Democrats have some chances to pick up seats in the Texas House next year, with a dozen Republicans defending seats in politically wobbly districts. But watch those redistricting judges in San Antonio before you make any bets.
Winning some more seats in the congressional delegation or the Legislature would make Texas Democrats happy, but the real prize at stake in the state's redistricting legislation is federal oversight of the state's Republican mapmakers.
It’s hard to imagine a female Legislature devolving into a parking lot rumble like the one that embarrassed Texas nationally this week.

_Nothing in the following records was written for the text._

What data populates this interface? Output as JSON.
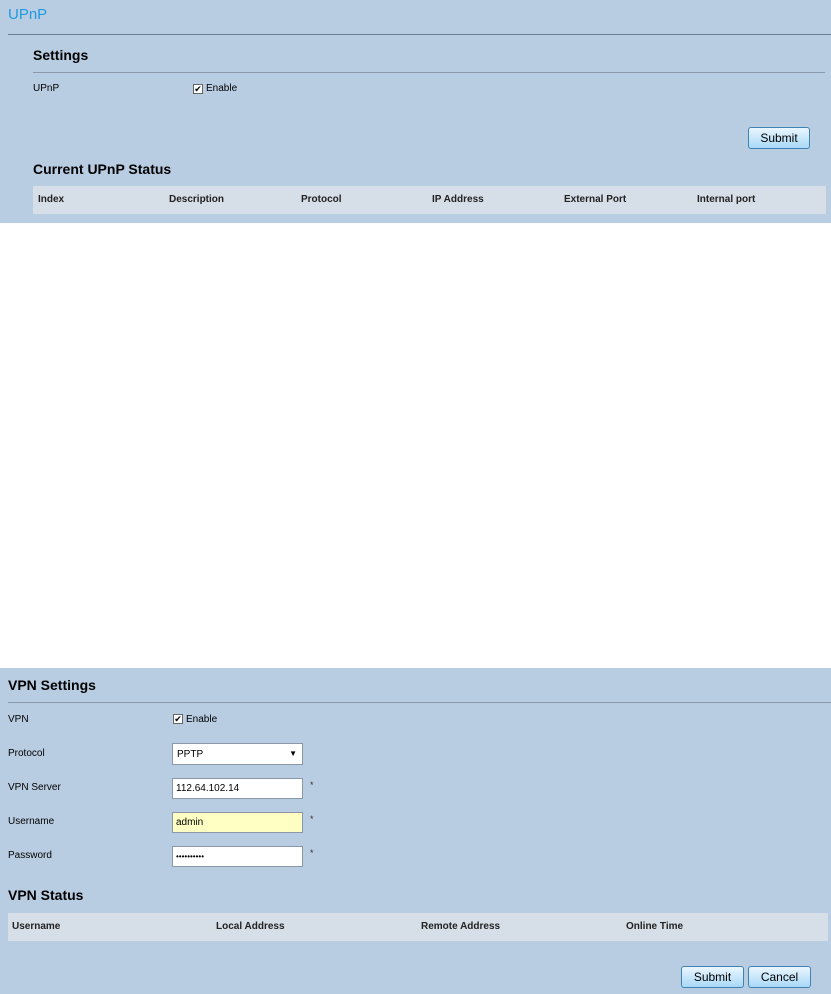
{
  "upnp": {
    "page_title": "UPnP",
    "settings_title": "Settings",
    "upnp_label": "UPnP",
    "enable_checked": "✔",
    "enable_label": "Enable",
    "submit_label": "Submit",
    "status_title": "Current UPnP Status",
    "columns": [
      "Index",
      "Description",
      "Protocol",
      "IP Address",
      "External Port",
      "Internal port"
    ]
  },
  "vpn": {
    "settings_title": "VPN Settings",
    "vpn_label": "VPN",
    "enable_checked": "✔",
    "enable_label": "Enable",
    "protocol_label": "Protocol",
    "protocol_value": "PPTP",
    "server_label": "VPN Server",
    "server_value": "112.64.102.14",
    "username_label": "Username",
    "username_value": "admin",
    "password_label": "Password",
    "password_value": "••••••••••",
    "required_mark": "*",
    "status_title": "VPN Status",
    "columns": [
      "Username",
      "Local Address",
      "Remote Address",
      "Online Time"
    ],
    "submit_label": "Submit",
    "cancel_label": "Cancel"
  },
  "colors": {
    "panel_bg": "#b9cde2",
    "title_blue": "#1e9be0",
    "table_header_bg": "#d6dee7",
    "highlight_input": "#ffffc4"
  }
}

The ruckus in the House punctuated what many lawmakers have called a notably ugly session.
State Rep. Matt Rinaldi, who drew national attention as part of an incident on the Texas House floor in which he said he reported protesters to ICE, represents one of 10 Republican-held House districts that Hillary Clinton won last year.
The San Antonio Republican defied threats of a special session and stood his ground on the GOP's battles over bathroom legislation and property tax elections. Now, he's eyeing a sixth term leading the lower chamber.

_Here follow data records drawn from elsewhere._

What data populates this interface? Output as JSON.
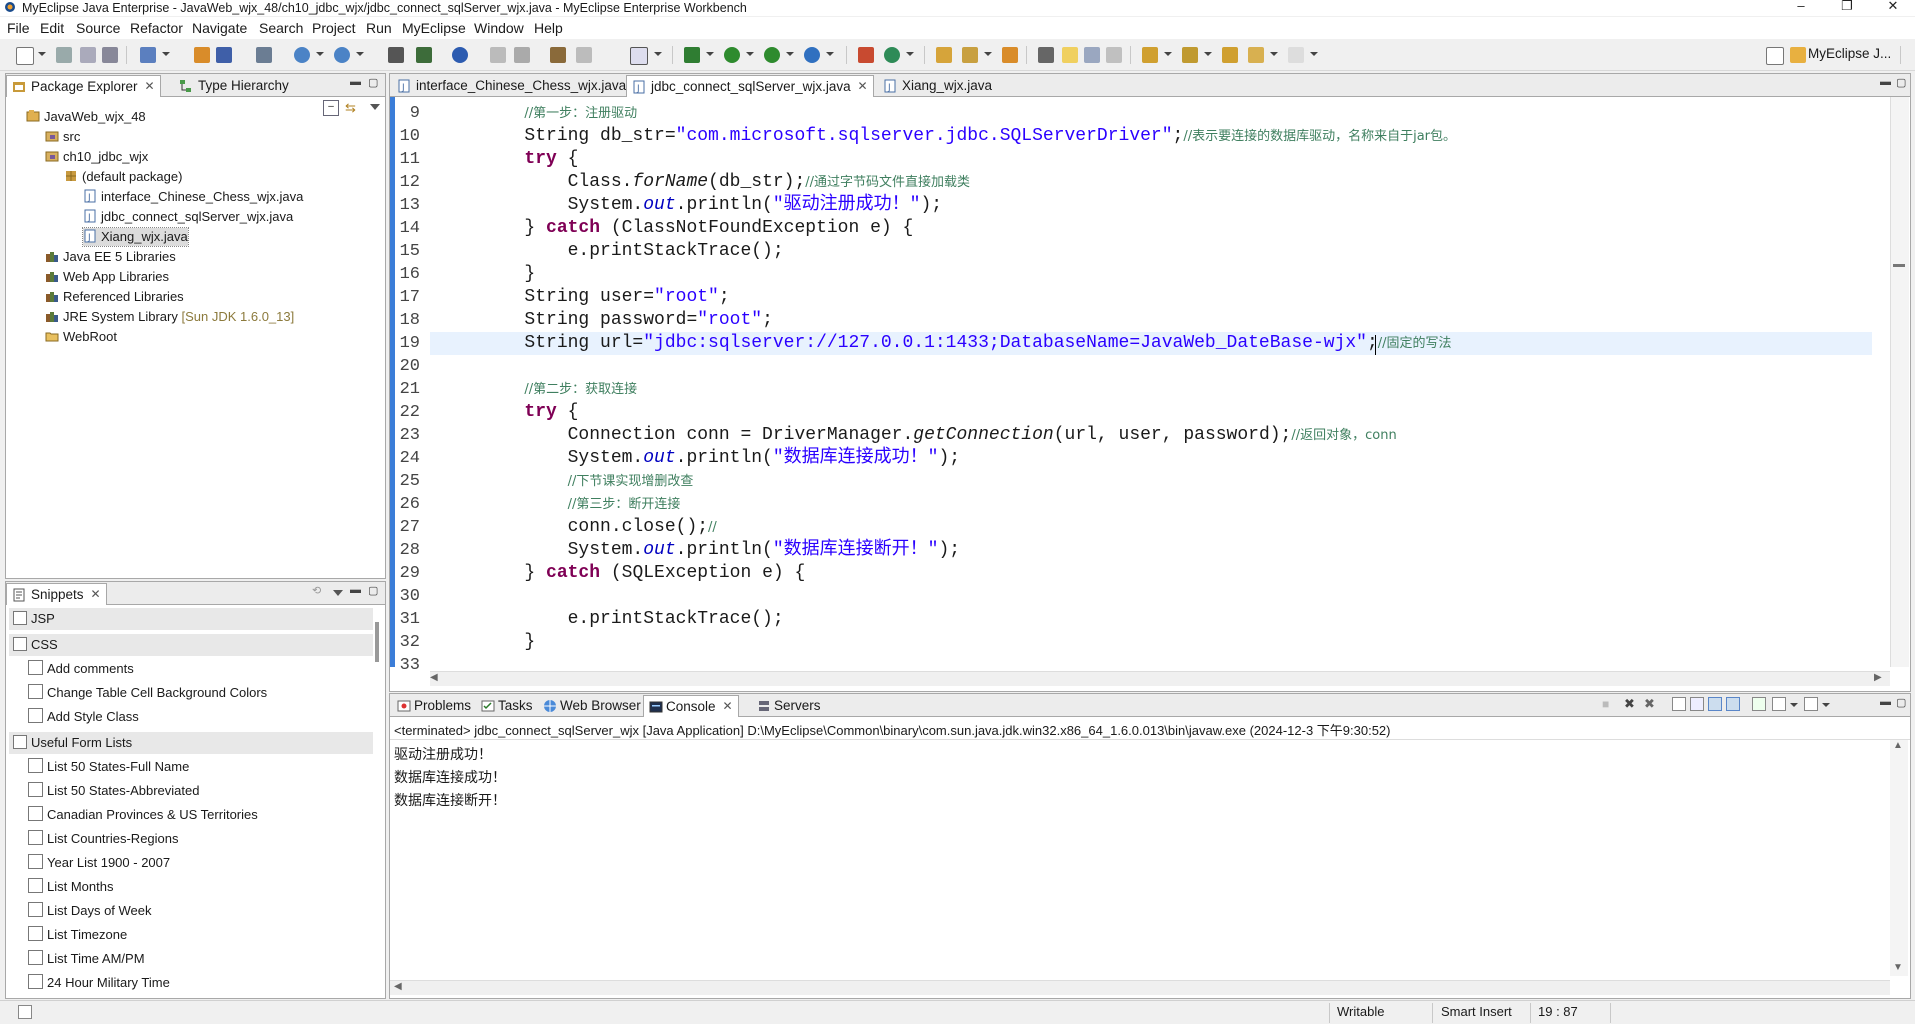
{
  "window": {
    "title": "MyEclipse Java Enterprise - JavaWeb_wjx_48/ch10_jdbc_wjx/jdbc_connect_sqlServer_wjx.java - MyEclipse Enterprise Workbench",
    "min": "–",
    "max": "❐",
    "close": "✕"
  },
  "menu": [
    "File",
    "Edit",
    "Source",
    "Refactor",
    "Navigate",
    "Search",
    "Project",
    "Run",
    "MyEclipse",
    "Window",
    "Help"
  ],
  "perspective": {
    "label": "MyEclipse J..."
  },
  "package_explorer": {
    "tabs": [
      {
        "label": "Package Explorer"
      },
      {
        "label": "Type Hierarchy"
      }
    ],
    "tree": [
      {
        "label": "JavaWeb_wjx_48",
        "indent": 0,
        "icon": "project-icon"
      },
      {
        "label": "src",
        "indent": 1,
        "icon": "source-folder-icon"
      },
      {
        "label": "ch10_jdbc_wjx",
        "indent": 1,
        "icon": "source-folder-icon"
      },
      {
        "label": "(default package)",
        "indent": 2,
        "icon": "package-icon"
      },
      {
        "label": "interface_Chinese_Chess_wjx.java",
        "indent": 3,
        "icon": "java-file-icon"
      },
      {
        "label": "jdbc_connect_sqlServer_wjx.java",
        "indent": 3,
        "icon": "java-file-icon"
      },
      {
        "label": "Xiang_wjx.java",
        "indent": 3,
        "icon": "java-file-icon",
        "selected": true
      },
      {
        "label": "Java EE 5 Libraries",
        "indent": 1,
        "icon": "library-icon"
      },
      {
        "label": "Web App Libraries",
        "indent": 1,
        "icon": "library-icon"
      },
      {
        "label": "Referenced Libraries",
        "indent": 1,
        "icon": "library-icon"
      },
      {
        "label": "JRE System Library",
        "decoration": "[Sun JDK 1.6.0_13]",
        "indent": 1,
        "icon": "library-icon"
      },
      {
        "label": "WebRoot",
        "indent": 1,
        "icon": "folder-icon"
      }
    ]
  },
  "snippets": {
    "tab": "Snippets",
    "groups": [
      {
        "label": "JSP",
        "items": []
      },
      {
        "label": "CSS",
        "items": [
          "Add comments",
          "Change Table Cell Background Colors",
          "Add Style Class"
        ]
      },
      {
        "label": "Useful Form Lists",
        "items": [
          "List 50 States-Full Name",
          "List 50 States-Abbreviated",
          "Canadian Provinces & US Territories",
          "List Countries-Regions",
          "Year List 1900 - 2007",
          "List Months",
          "List Days of Week",
          "List Timezone",
          "List Time AM/PM",
          "24 Hour Military Time"
        ]
      }
    ]
  },
  "editor": {
    "tabs": [
      {
        "label": "interface_Chinese_Chess_wjx.java",
        "active": false
      },
      {
        "label": "jdbc_connect_sqlServer_wjx.java",
        "active": true
      },
      {
        "label": "Xiang_wjx.java",
        "active": false
      }
    ],
    "current_line": 19,
    "lines": [
      {
        "n": "9",
        "html": "        <span class=\"cm\">//第一步：注册驱动</span>"
      },
      {
        "n": "10",
        "html": "        String db_str=<span class=\"str\">\"com.microsoft.sqlserver.jdbc.SQLServerDriver\"</span>;<span class=\"cm\">//表示要连接的数据库驱动，名称来自于jar包。</span>"
      },
      {
        "n": "11",
        "html": "        <span class=\"kw\">try</span> {"
      },
      {
        "n": "12",
        "html": "            Class.<span class=\"itb\">forName</span>(db_str);<span class=\"cm\">//通过字节码文件直接加载类</span>"
      },
      {
        "n": "13",
        "html": "            System.<span class=\"it\">out</span>.println(<span class=\"str\">\"驱动注册成功！\"</span>);"
      },
      {
        "n": "14",
        "html": "        } <span class=\"kw\">catch</span> (ClassNotFoundException e) {"
      },
      {
        "n": "15",
        "html": "            e.printStackTrace();"
      },
      {
        "n": "16",
        "html": "        }"
      },
      {
        "n": "17",
        "html": "        String user=<span class=\"str\">\"root\"</span>;"
      },
      {
        "n": "18",
        "html": "        String password=<span class=\"str\">\"root\"</span>;"
      },
      {
        "n": "19",
        "html": "        String url=<span class=\"str\">\"jdbc:sqlserver://127.0.0.1:1433;DatabaseName=JavaWeb_DateBase-wjx\"</span>;<span class=\"cm\">//固定的写法</span>"
      },
      {
        "n": "20",
        "html": ""
      },
      {
        "n": "21",
        "html": "        <span class=\"cm\">//第二步：获取连接</span>"
      },
      {
        "n": "22",
        "html": "        <span class=\"kw\">try</span> {"
      },
      {
        "n": "23",
        "html": "            Connection conn = DriverManager.<span class=\"itb\">getConnection</span>(url, user, password);<span class=\"cm\">//返回对象，conn</span>"
      },
      {
        "n": "24",
        "html": "            System.<span class=\"it\">out</span>.println(<span class=\"str\">\"数据库连接成功！\"</span>);"
      },
      {
        "n": "25",
        "html": "            <span class=\"cm\">//下节课实现增删改查</span>"
      },
      {
        "n": "26",
        "html": "            <span class=\"cm\">//第三步：断开连接</span>"
      },
      {
        "n": "27",
        "html": "            conn.close();<span class=\"cm\">//</span>"
      },
      {
        "n": "28",
        "html": "            System.<span class=\"it\">out</span>.println(<span class=\"str\">\"数据库连接断开！\"</span>);"
      },
      {
        "n": "29",
        "html": "        } <span class=\"kw\">catch</span> (SQLException e) {"
      },
      {
        "n": "30",
        "html": ""
      },
      {
        "n": "31",
        "html": "            e.printStackTrace();"
      },
      {
        "n": "32",
        "html": "        }"
      },
      {
        "n": "33",
        "html": ""
      }
    ]
  },
  "bottom": {
    "tabs": [
      {
        "label": "Problems",
        "icon": "problems-icon"
      },
      {
        "label": "Tasks",
        "icon": "tasks-icon"
      },
      {
        "label": "Web Browser",
        "icon": "globe-icon"
      },
      {
        "label": "Console",
        "icon": "console-icon",
        "active": true
      },
      {
        "label": "Servers",
        "icon": "servers-icon"
      }
    ],
    "console_header": "<terminated> jdbc_connect_sqlServer_wjx [Java Application] D:\\MyEclipse\\Common\\binary\\com.sun.java.jdk.win32.x86_64_1.6.0.013\\bin\\javaw.exe (2024-12-3 下午9:30:52)",
    "output": [
      "驱动注册成功！",
      "数据库连接成功！",
      "数据库连接断开！"
    ]
  },
  "status": {
    "writable": "Writable",
    "insert": "Smart Insert",
    "position": "19 : 87"
  },
  "colors": {
    "keyword": "#7f0055",
    "string": "#2a00ff",
    "comment": "#3f7f5f",
    "field": "#0000c0",
    "current_line": "#e8f2fe"
  }
}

If you're in favor, Texas lawmakers will meet with you and put your legislation on the fast track. Others have to wait, sometimes for weeks, for a chance to talk for a few minutes in a committee hearing room in the middle of the night.
If the hours of testimony against the measure are any indication, the House's version of the "bathroom bill" will continue to face fierce opposition from LGBT advocates and the Texas business community.

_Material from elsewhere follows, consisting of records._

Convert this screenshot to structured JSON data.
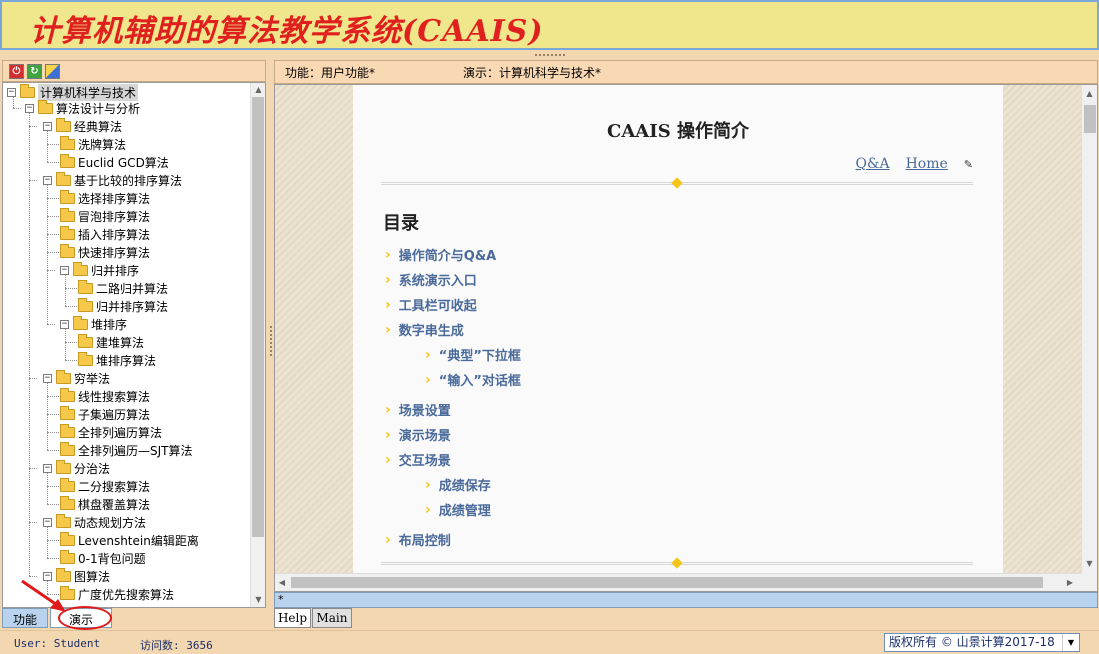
{
  "app": {
    "title": "计算机辅助的算法教学系统(CAAIS)"
  },
  "tree": {
    "root": "计算机科学与技术",
    "nodes": [
      "算法设计与分析",
      "经典算法",
      "洗牌算法",
      "Euclid GCD算法",
      "基于比较的排序算法",
      "选择排序算法",
      "冒泡排序算法",
      "插入排序算法",
      "快速排序算法",
      "归并排序",
      "二路归并算法",
      "归并排序算法",
      "堆排序",
      "建堆算法",
      "堆排序算法",
      "穷举法",
      "线性搜索算法",
      "子集遍历算法",
      "全排列遍历算法",
      "全排列遍历—SJT算法",
      "分治法",
      "二分搜索算法",
      "棋盘覆盖算法",
      "动态规划方法",
      "Levenshtein编辑距离",
      "0-1背包问题",
      "图算法",
      "广度优先搜索算法"
    ]
  },
  "left_tabs": {
    "func": "功能",
    "demo": "演示"
  },
  "right_header": {
    "func": "功能：用户功能*",
    "demo": "演示：计算机科学与技术*"
  },
  "doc": {
    "title": "CAAIS 操作简介",
    "link_qa": "Q&A",
    "link_home": "Home",
    "toc_head": "目录",
    "toc": [
      "操作简介与Q&A",
      "系统演示入口",
      "工具栏可收起",
      "数字串生成",
      "“典型”下拉框",
      "“输入”对话框",
      "场景设置",
      "演示场景",
      "交互场景",
      "成绩保存",
      "成绩管理",
      "布局控制"
    ]
  },
  "status_strip": "*",
  "bottom_tabs": {
    "help": "Help",
    "main": "Main"
  },
  "footer": {
    "user": "User: Student",
    "visits": "访问数: 3656",
    "copyright": "版权所有 © 山景计算2017-18"
  },
  "colors": {
    "title": "#e0201e",
    "title_bar": "#f0e68c",
    "panel": "#f3d7b0",
    "link": "#4a6a9a",
    "bullet": "#f5c518"
  },
  "icons": [
    "power-icon",
    "refresh-icon",
    "tool-icon",
    "folder-icon",
    "pin-icon",
    "chevron-right-icon",
    "dropdown-arrow-icon"
  ]
}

While the Texas House on Thursday voted to defund a controversial economic development program and put the money toward services for vulnerable children, a group of Tea Party Republicans complained about the way the vote was handled.
House lawmakers seek to force debate on controversial topics such as transgender rights, bathroom use, border security and abortion when the state's proposed two-year budget comes up on the House floor on Thursday.
The denizens of the Texas Capitol are already talking about the possibility of a special session if lawmakers haven't finished the budget and other bills by Memorial Day. They might be worried, but you shouldn't be.
In a radio interview Thursday, House Speaker Joe Straus said Lt. Gov. Dan Patrick has a different audience than he does. "He’s an entertainer, a talk show guy. And a statewide elected official. I’m not," Straus said.